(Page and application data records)
▬▬▬▬▬▬
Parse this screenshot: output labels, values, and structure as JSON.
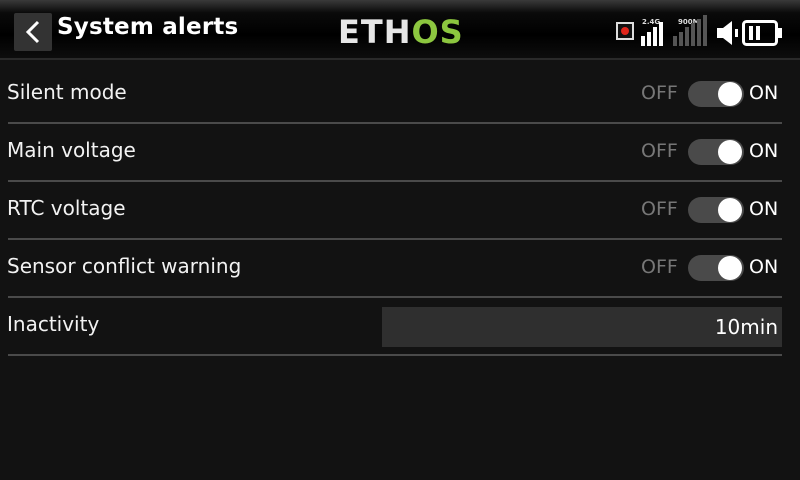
{
  "header": {
    "title": "System alerts",
    "logo_main": "ETH",
    "logo_accent": "OS",
    "signal_24": "2.4G",
    "signal_900": "900M",
    "icons": {
      "back": "chevron-left-icon",
      "record": "record-icon",
      "speaker": "speaker-icon",
      "battery": "battery-icon"
    }
  },
  "rows": [
    {
      "label": "Silent mode",
      "off": "OFF",
      "on": "ON",
      "state": "on"
    },
    {
      "label": "Main voltage",
      "off": "OFF",
      "on": "ON",
      "state": "on"
    },
    {
      "label": "RTC voltage",
      "off": "OFF",
      "on": "ON",
      "state": "on"
    },
    {
      "label": "Sensor conflict warning",
      "off": "OFF",
      "on": "ON",
      "state": "on"
    }
  ],
  "inactivity": {
    "label": "Inactivity",
    "value": "10min"
  },
  "colors": {
    "accent": "#8cc63f",
    "record": "#e0251b",
    "background": "#121212"
  }
}
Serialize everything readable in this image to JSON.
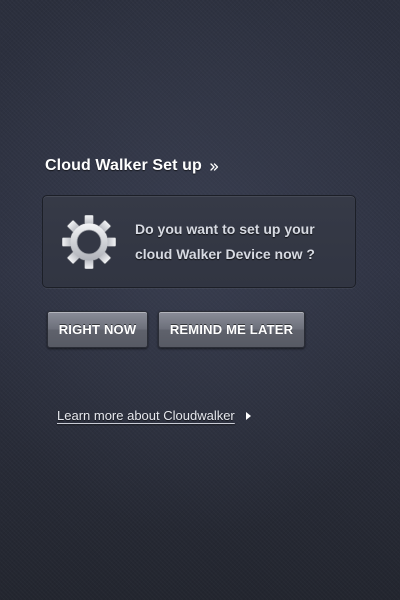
{
  "header": {
    "title": "Cloud Walker Set up",
    "title_icon": "double-chevron-right-icon"
  },
  "prompt": {
    "icon": "gear-icon",
    "line1": "Do you want to set up your",
    "line2": "cloud Walker Device now ?"
  },
  "actions": {
    "right_now_label": "RIGHT NOW",
    "remind_later_label": "REMIND ME LATER"
  },
  "learn_more": {
    "label": "Learn more about Cloudwalker",
    "icon": "caret-right-icon"
  },
  "colors": {
    "background": "#2a2e3b",
    "panel": "#343845",
    "button": "#6d707b",
    "text": "#ffffff",
    "prompt_text": "#d7dae2"
  }
}
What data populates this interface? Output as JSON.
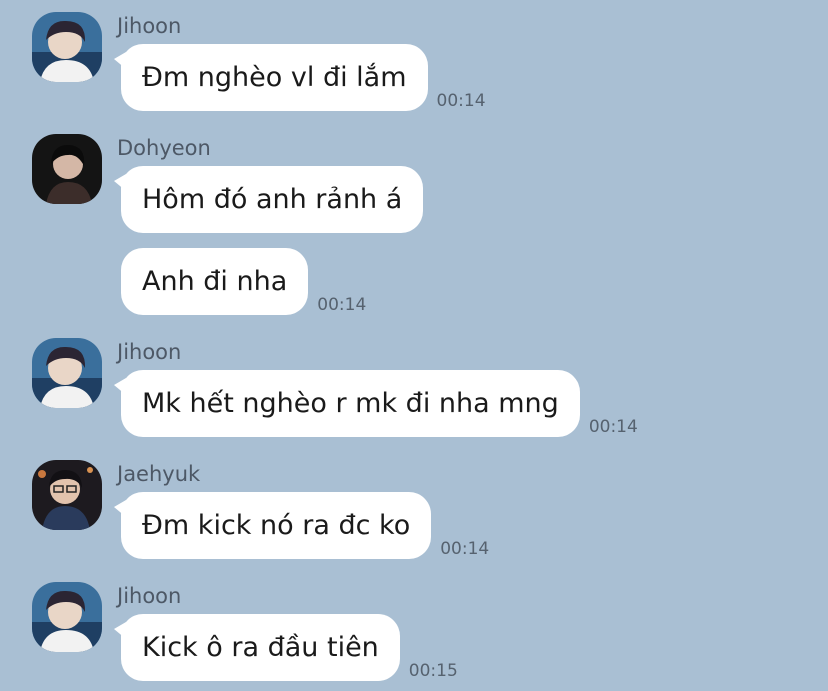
{
  "messages": [
    {
      "sender": "Jihoon",
      "text": "Đm nghèo vl đi lắm",
      "time": "00:14",
      "avatar": "jihoon-avatar"
    },
    {
      "sender": "Dohyeon",
      "text": "Hôm đó anh rảnh á",
      "time": "",
      "avatar": "dohyeon-avatar"
    },
    {
      "sender": "",
      "text": "Anh đi nha",
      "time": "00:14",
      "avatar": ""
    },
    {
      "sender": "Jihoon",
      "text": "Mk hết nghèo r mk đi nha mng",
      "time": "00:14",
      "avatar": "jihoon-avatar"
    },
    {
      "sender": "Jaehyuk",
      "text": "Đm kick nó ra đc ko",
      "time": "00:14",
      "avatar": "jaehyuk-avatar"
    },
    {
      "sender": "Jihoon",
      "text": "Kick ô ra đầu tiên",
      "time": "00:15",
      "avatar": "jihoon-avatar"
    }
  ],
  "colors": {
    "background": "#a9bfd3",
    "bubble": "#ffffff",
    "sender_text": "#4d5866",
    "time_text": "#56626f"
  }
}
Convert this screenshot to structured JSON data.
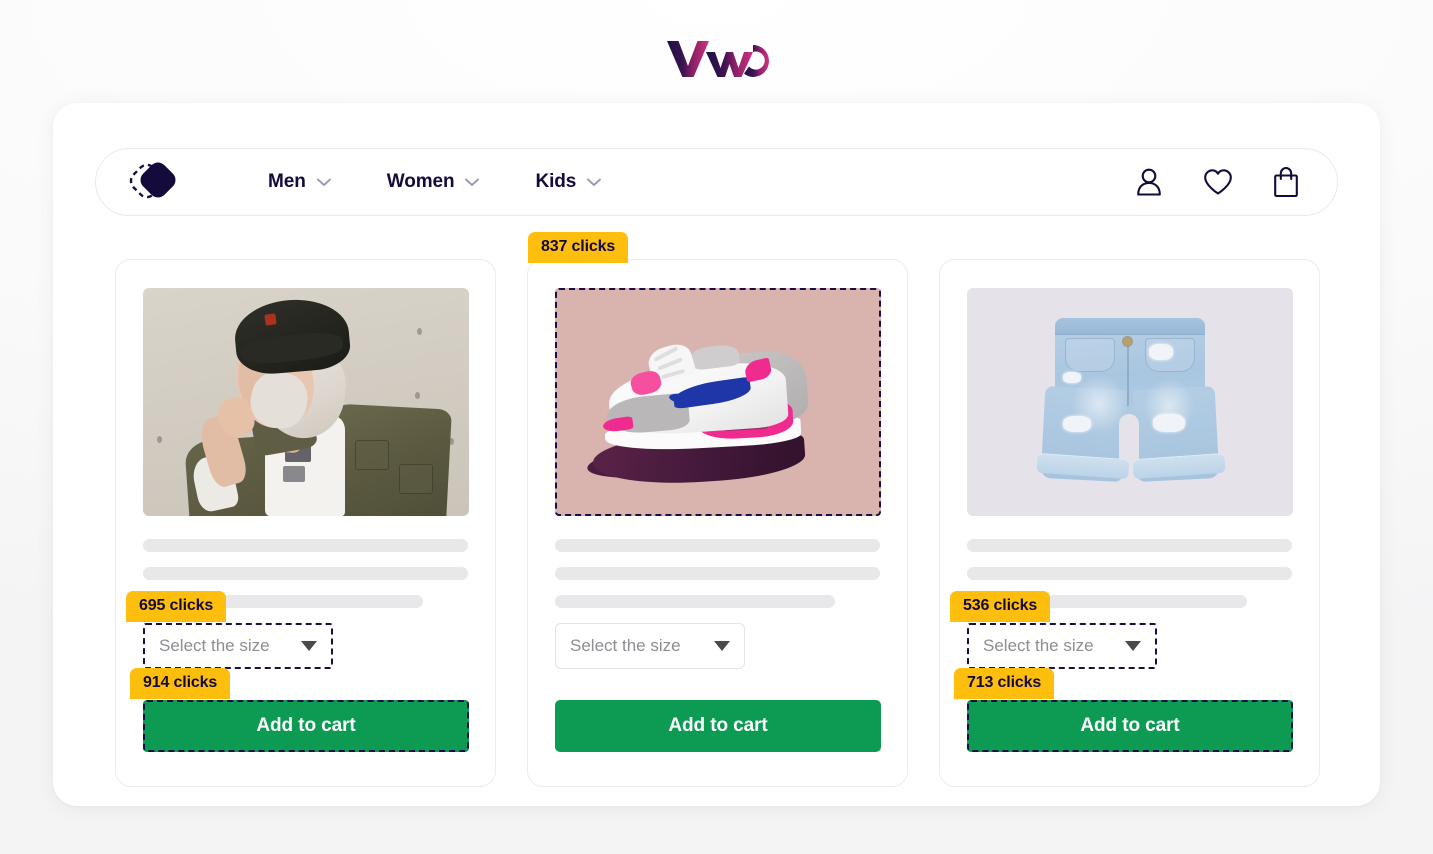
{
  "brand": {
    "logo_text": "VWO",
    "logo_name": "vwo-logo",
    "gradient_start": "#1d1145",
    "gradient_end": "#d1307f"
  },
  "theme": {
    "navy": "#140a3c",
    "badge_bg": "#fdbe0d",
    "cta_green": "#0d9b53",
    "page_bg": "#fbfbfb",
    "card_border": "#ececef"
  },
  "navbar": {
    "store_logo_name": "store-diamond-logo",
    "links": [
      {
        "label": "Men",
        "icon": "chevron-down-icon"
      },
      {
        "label": "Women",
        "icon": "chevron-down-icon"
      },
      {
        "label": "Kids",
        "icon": "chevron-down-icon"
      }
    ],
    "icons": [
      {
        "name": "account-icon",
        "label": "Account"
      },
      {
        "name": "wishlist-icon",
        "label": "Wishlist"
      },
      {
        "name": "cart-icon",
        "label": "Cart"
      }
    ]
  },
  "products": [
    {
      "image_name": "product-image-woman-jacket",
      "image_alt": "Woman in black beanie and olive jacket",
      "image_bg": "#d2ccc2",
      "image_tracked": false,
      "image_badge": null,
      "select": {
        "placeholder": "Select the size",
        "value": "",
        "tracked": true,
        "badge": "695 clicks"
      },
      "cta": {
        "label": "Add to cart",
        "tracked": true,
        "badge": "914 clicks"
      }
    },
    {
      "image_name": "product-image-sneaker",
      "image_alt": "Pink and white running sneaker",
      "image_bg": "#d9b3ae",
      "image_tracked": true,
      "image_badge": "837 clicks",
      "select": {
        "placeholder": "Select the size",
        "value": "",
        "tracked": false,
        "badge": null
      },
      "cta": {
        "label": "Add to cart",
        "tracked": false,
        "badge": null
      }
    },
    {
      "image_name": "product-image-denim-shorts",
      "image_alt": "Light blue distressed denim shorts",
      "image_bg": "#e5e2ea",
      "image_tracked": false,
      "image_badge": null,
      "select": {
        "placeholder": "Select the size",
        "value": "",
        "tracked": true,
        "badge": "536 clicks"
      },
      "cta": {
        "label": "Add to cart",
        "tracked": true,
        "badge": "713 clicks"
      }
    }
  ],
  "click_summary": {
    "sneaker_image": "837 clicks",
    "card1_select": "695 clicks",
    "card1_cta": "914 clicks",
    "card3_select": "536 clicks",
    "card3_cta": "713 clicks"
  }
}
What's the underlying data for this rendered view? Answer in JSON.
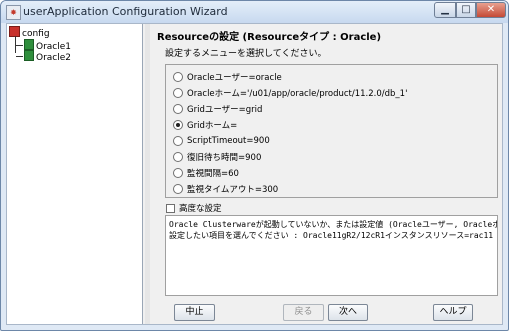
{
  "window": {
    "title": "userApplication Configuration Wizard"
  },
  "tree": {
    "root": "config",
    "children": [
      "Oracle1",
      "Oracle2"
    ]
  },
  "main": {
    "section_title": "Resourceの設定 (Resourceタイプ : Oracle)",
    "description": "設定するメニューを選択してください。",
    "options": [
      {
        "label": "Oracleユーザー=oracle",
        "selected": false
      },
      {
        "label": "Oracleホーム='/u01/app/oracle/product/11.2.0/db_1'",
        "selected": false
      },
      {
        "label": "Gridユーザー=grid",
        "selected": false
      },
      {
        "label": "Gridホーム=",
        "selected": true
      },
      {
        "label": "ScriptTimeout=900",
        "selected": false
      },
      {
        "label": "復旧待ち時間=900",
        "selected": false
      },
      {
        "label": "監視間隔=60",
        "selected": false
      },
      {
        "label": "監視タイムアウト=300",
        "selected": false
      }
    ],
    "advanced_label": "高度な設定",
    "messages": [
      "Oracle Clusterwareが起動していないか、または設定値 (Oracleユーザー, Oracleホーム",
      "設定したい項目を選んでください : Oracle11gR2/12cR1インスタンスリソース=rac11"
    ]
  },
  "buttons": {
    "cancel": "中止",
    "back": "戻る",
    "next": "次へ",
    "help": "ヘルプ"
  }
}
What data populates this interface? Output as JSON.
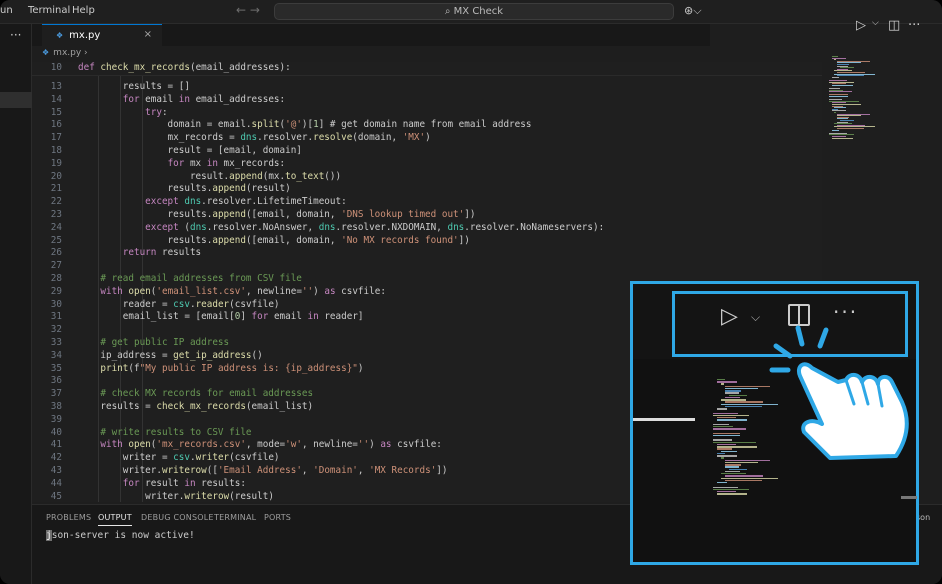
{
  "titlebar": {
    "menu_items": [
      "un",
      "Terminal",
      "Help"
    ],
    "nav_arrows": "←  →",
    "search_text": "MX Check",
    "account_icon": "copilot-icon"
  },
  "tab": {
    "filename": "mx.py",
    "close": "×"
  },
  "breadcrumb": {
    "file": "mx.py",
    "separator": "›"
  },
  "editor_actions": {
    "run_icon": "▷",
    "chevron": "⌵",
    "split_icon": "◫",
    "more_icon": "···"
  },
  "code": {
    "sticky_line": {
      "number": "10",
      "text": "def check_mx_records(email_addresses):"
    },
    "lines": [
      {
        "number": "13",
        "text": "        results = []"
      },
      {
        "number": "14",
        "text": "        for email in email_addresses:"
      },
      {
        "number": "15",
        "text": "            try:"
      },
      {
        "number": "16",
        "text": "                domain = email.split('@')[1] # get domain name from email address"
      },
      {
        "number": "17",
        "text": "                mx_records = dns.resolver.resolve(domain, 'MX')"
      },
      {
        "number": "18",
        "text": "                result = [email, domain]"
      },
      {
        "number": "19",
        "text": "                for mx in mx_records:"
      },
      {
        "number": "20",
        "text": "                    result.append(mx.to_text())"
      },
      {
        "number": "21",
        "text": "                results.append(result)"
      },
      {
        "number": "22",
        "text": "            except dns.resolver.LifetimeTimeout:"
      },
      {
        "number": "23",
        "text": "                results.append([email, domain, 'DNS lookup timed out'])"
      },
      {
        "number": "24",
        "text": "            except (dns.resolver.NoAnswer, dns.resolver.NXDOMAIN, dns.resolver.NoNameservers):"
      },
      {
        "number": "25",
        "text": "                results.append([email, domain, 'No MX records found'])"
      },
      {
        "number": "26",
        "text": "        return results"
      },
      {
        "number": "27",
        "text": ""
      },
      {
        "number": "28",
        "text": "    # read email addresses from CSV file"
      },
      {
        "number": "29",
        "text": "    with open('email_list.csv', newline='') as csvfile:"
      },
      {
        "number": "30",
        "text": "        reader = csv.reader(csvfile)"
      },
      {
        "number": "31",
        "text": "        email_list = [email[0] for email in reader]"
      },
      {
        "number": "32",
        "text": ""
      },
      {
        "number": "33",
        "text": "    # get public IP address"
      },
      {
        "number": "34",
        "text": "    ip_address = get_ip_address()"
      },
      {
        "number": "35",
        "text": "    print(f\"My public IP address is: {ip_address}\")"
      },
      {
        "number": "36",
        "text": ""
      },
      {
        "number": "37",
        "text": "    # check MX records for email addresses"
      },
      {
        "number": "38",
        "text": "    results = check_mx_records(email_list)"
      },
      {
        "number": "39",
        "text": ""
      },
      {
        "number": "40",
        "text": "    # write results to CSV file"
      },
      {
        "number": "41",
        "text": "    with open('mx_records.csv', mode='w', newline='') as csvfile:"
      },
      {
        "number": "42",
        "text": "        writer = csv.writer(csvfile)"
      },
      {
        "number": "43",
        "text": "        writer.writerow(['Email Address', 'Domain', 'MX Records'])"
      },
      {
        "number": "44",
        "text": "        for result in results:"
      },
      {
        "number": "45",
        "text": "            writer.writerow(result)"
      }
    ]
  },
  "panel": {
    "tabs": [
      "PROBLEMS",
      "OUTPUT",
      "DEBUG CONSOLE",
      "TERMINAL",
      "PORTS"
    ],
    "active_tab": "OUTPUT",
    "output_first_char": "j",
    "output_rest": "son-server is now active!",
    "right_edge_label": "son"
  },
  "colors": {
    "accent": "#2fa8e6",
    "editor_bg": "#1f1f1f"
  }
}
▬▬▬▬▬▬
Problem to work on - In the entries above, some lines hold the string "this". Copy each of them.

Your solution -
Parse this screenshot: output labels, values, and structure as JSON.
Serialize everything readable in this image to JSON.
What data populates this interface? Output as JSON.
Convert this screenshot to structured JSON data.
What's the underlying data for this rendered view? Answer in JSON.
What data populates this interface? Output as JSON.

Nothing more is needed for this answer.